*Work item*
Start with the line containing "Parse this screenshot: output" and write out each line through the end of the listing, exactly as given.
##############################
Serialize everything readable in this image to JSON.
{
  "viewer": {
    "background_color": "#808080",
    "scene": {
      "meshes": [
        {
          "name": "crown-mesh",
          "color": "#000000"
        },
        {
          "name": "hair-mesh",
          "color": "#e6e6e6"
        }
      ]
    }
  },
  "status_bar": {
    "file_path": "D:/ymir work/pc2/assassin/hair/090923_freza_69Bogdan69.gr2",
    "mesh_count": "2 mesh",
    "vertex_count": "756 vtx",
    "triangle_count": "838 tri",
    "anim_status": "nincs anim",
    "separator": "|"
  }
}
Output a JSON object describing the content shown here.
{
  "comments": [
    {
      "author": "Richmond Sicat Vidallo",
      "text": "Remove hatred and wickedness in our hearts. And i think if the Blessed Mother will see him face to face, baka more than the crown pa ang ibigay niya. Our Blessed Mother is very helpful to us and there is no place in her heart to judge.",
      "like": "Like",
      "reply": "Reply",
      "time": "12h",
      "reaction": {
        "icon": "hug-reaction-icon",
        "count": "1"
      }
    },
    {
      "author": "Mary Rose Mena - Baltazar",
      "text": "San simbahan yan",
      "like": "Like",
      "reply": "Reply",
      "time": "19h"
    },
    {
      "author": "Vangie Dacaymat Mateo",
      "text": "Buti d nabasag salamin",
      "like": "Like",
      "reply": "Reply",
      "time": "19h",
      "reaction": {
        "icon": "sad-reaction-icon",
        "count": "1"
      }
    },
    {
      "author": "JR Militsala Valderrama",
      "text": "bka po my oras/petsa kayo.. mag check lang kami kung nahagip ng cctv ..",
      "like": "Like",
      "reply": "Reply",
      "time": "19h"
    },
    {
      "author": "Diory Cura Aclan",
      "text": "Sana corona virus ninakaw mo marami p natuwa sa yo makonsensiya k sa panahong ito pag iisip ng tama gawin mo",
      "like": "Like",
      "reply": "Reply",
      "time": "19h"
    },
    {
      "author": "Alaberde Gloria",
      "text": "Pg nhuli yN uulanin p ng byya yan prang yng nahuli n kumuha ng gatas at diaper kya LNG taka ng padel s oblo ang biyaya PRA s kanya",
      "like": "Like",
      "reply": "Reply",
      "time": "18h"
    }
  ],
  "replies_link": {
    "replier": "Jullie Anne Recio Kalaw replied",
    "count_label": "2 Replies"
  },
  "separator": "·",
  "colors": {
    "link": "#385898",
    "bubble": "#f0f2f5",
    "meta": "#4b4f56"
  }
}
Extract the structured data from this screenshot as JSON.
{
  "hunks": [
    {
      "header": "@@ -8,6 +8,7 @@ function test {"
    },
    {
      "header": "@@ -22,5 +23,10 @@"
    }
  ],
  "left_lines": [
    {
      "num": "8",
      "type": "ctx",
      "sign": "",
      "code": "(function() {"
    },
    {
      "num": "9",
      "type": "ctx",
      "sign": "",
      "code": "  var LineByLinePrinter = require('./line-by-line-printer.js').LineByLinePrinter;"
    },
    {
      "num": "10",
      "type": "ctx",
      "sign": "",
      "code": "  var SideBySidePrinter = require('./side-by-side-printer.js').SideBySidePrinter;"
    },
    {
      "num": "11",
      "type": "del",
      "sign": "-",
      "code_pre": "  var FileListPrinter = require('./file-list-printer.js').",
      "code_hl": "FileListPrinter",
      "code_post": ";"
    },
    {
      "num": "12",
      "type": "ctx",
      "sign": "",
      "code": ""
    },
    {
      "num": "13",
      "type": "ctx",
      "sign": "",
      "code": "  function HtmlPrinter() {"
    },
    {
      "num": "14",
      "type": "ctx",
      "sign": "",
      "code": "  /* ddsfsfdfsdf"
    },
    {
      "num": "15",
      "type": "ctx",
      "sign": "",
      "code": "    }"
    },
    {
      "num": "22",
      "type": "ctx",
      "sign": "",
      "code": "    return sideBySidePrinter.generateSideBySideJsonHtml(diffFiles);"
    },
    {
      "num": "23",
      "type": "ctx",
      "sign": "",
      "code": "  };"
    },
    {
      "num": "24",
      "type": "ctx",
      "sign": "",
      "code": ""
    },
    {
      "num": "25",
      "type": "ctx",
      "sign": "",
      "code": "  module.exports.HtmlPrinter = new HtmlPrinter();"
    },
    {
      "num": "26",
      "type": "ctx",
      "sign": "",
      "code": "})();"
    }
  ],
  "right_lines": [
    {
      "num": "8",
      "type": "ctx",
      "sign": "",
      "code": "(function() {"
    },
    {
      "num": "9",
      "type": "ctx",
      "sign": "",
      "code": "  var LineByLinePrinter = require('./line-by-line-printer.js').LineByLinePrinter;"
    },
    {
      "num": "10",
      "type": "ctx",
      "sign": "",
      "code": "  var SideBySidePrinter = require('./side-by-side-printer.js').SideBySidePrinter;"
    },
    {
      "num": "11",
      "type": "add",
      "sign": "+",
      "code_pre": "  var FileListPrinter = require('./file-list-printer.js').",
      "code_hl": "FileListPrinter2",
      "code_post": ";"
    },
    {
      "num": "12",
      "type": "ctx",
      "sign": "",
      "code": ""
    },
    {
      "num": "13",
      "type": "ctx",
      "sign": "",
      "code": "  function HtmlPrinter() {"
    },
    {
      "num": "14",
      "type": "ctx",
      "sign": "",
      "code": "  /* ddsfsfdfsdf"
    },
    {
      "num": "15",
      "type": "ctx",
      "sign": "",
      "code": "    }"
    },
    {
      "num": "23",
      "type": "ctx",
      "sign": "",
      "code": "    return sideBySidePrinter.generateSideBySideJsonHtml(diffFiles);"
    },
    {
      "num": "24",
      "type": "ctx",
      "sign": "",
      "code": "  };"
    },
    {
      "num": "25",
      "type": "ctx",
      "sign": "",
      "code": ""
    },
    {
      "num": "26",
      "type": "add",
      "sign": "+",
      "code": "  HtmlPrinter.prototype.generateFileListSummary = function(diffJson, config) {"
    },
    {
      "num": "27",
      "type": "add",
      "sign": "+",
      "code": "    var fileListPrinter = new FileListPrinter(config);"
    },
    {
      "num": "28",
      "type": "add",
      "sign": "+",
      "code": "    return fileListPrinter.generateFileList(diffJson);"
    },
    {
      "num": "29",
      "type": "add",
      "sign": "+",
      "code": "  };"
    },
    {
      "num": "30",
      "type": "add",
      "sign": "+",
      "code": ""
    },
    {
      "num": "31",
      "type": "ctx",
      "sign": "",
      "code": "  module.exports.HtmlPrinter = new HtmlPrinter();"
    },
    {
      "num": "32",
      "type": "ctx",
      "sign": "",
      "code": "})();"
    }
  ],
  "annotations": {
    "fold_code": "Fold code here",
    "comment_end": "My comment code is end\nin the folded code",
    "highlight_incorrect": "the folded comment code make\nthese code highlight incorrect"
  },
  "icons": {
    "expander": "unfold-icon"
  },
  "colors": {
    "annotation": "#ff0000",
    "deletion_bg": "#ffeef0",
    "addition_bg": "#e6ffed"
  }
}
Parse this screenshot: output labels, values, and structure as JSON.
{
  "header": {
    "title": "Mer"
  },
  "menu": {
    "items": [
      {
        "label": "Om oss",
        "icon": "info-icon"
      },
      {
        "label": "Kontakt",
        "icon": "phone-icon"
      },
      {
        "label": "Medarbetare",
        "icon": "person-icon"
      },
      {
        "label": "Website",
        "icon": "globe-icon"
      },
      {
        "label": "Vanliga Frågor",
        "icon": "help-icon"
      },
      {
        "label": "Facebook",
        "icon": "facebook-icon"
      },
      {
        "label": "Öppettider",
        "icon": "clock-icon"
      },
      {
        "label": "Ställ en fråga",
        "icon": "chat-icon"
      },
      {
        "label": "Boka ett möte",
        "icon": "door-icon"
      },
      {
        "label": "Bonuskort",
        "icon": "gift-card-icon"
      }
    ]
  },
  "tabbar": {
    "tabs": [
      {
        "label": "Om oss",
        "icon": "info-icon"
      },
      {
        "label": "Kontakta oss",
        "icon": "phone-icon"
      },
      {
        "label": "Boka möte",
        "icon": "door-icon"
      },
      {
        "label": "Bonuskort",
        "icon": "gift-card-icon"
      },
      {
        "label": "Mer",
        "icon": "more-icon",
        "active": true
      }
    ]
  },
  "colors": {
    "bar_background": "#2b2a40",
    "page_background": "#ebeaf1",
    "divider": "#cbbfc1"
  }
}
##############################
*Response to the task*
Parse this screenshot: output labels, values, and structure as JSON.
{
  "header": {
    "title": "Mer"
  },
  "menu": {
    "items": [
      {
        "label": "Om oss",
        "icon": "info-icon"
      },
      {
        "label": "Kontakt",
        "icon": "phone-icon"
      },
      {
        "label": "Medarbetare",
        "icon": "person-icon"
      },
      {
        "label": "Website",
        "icon": "globe-icon"
      },
      {
        "label": "Vanliga Frågor",
        "icon": "help-icon"
      },
      {
        "label": "Facebook",
        "icon": "facebook-icon"
      },
      {
        "label": "Öppettider",
        "icon": "clock-icon"
      },
      {
        "label": "Ställ en fråga",
        "icon": "chat-icon"
      },
      {
        "label": "Boka ett möte",
        "icon": "door-icon"
      },
      {
        "label": "Bonuskort",
        "icon": "gift-card-icon"
      }
    ]
  },
  "tabbar": {
    "tabs": [
      {
        "label": "Om oss",
        "icon": "info-icon"
      },
      {
        "label": "Kontakta oss",
        "icon": "phone-icon"
      },
      {
        "label": "Boka möte",
        "icon": "door-icon"
      },
      {
        "label": "Bonuskort",
        "icon": "gift-card-icon"
      },
      {
        "label": "Mer",
        "icon": "more-icon",
        "active": true
      }
    ]
  },
  "colors": {
    "bar_background": "#2b2a40",
    "page_background": "#ebeaf1",
    "divider": "#cbbfc1"
  }
}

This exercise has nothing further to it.